#### WORK INSTRUCTION
In the data that follows, how many lines contain the word "asia"? Give only that number.

#### GIVEN INFORMATION
------------

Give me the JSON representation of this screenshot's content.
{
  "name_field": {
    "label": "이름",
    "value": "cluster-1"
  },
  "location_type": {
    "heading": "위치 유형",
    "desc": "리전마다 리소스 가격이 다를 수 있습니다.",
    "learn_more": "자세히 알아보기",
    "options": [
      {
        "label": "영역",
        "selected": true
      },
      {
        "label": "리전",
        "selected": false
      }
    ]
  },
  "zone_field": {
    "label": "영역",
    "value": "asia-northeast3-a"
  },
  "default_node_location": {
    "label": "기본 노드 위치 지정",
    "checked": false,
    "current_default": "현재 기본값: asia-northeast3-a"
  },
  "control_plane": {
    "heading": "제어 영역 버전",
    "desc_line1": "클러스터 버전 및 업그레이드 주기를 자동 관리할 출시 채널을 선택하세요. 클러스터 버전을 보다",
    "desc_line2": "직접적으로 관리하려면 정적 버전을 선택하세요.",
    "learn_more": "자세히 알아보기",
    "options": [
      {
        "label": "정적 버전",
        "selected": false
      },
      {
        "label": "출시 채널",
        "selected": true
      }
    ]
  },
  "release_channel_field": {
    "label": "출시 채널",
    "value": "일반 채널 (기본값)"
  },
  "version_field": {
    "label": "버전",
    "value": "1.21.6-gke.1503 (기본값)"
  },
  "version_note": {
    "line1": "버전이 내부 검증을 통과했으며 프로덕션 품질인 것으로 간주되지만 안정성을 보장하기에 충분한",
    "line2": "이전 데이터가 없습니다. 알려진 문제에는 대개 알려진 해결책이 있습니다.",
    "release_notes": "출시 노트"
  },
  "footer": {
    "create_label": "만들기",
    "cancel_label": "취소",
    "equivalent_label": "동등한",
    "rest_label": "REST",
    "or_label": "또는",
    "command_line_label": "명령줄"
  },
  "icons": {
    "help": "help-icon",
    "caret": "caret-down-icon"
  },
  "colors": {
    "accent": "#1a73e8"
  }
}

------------

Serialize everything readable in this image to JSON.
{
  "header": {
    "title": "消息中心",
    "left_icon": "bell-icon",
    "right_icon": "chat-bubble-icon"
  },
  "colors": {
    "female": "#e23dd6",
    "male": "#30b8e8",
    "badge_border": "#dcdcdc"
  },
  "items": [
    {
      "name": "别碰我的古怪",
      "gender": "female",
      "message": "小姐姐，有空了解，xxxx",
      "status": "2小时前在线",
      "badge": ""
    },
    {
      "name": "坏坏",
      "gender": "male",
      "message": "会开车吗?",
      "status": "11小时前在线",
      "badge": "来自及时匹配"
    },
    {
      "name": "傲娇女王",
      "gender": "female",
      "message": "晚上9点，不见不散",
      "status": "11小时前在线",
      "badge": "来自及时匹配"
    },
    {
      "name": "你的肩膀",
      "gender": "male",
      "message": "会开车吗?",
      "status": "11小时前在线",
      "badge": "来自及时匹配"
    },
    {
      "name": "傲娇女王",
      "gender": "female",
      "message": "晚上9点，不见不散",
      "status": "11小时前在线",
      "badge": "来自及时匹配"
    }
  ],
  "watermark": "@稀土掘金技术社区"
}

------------

#### FINAL ANSWER
2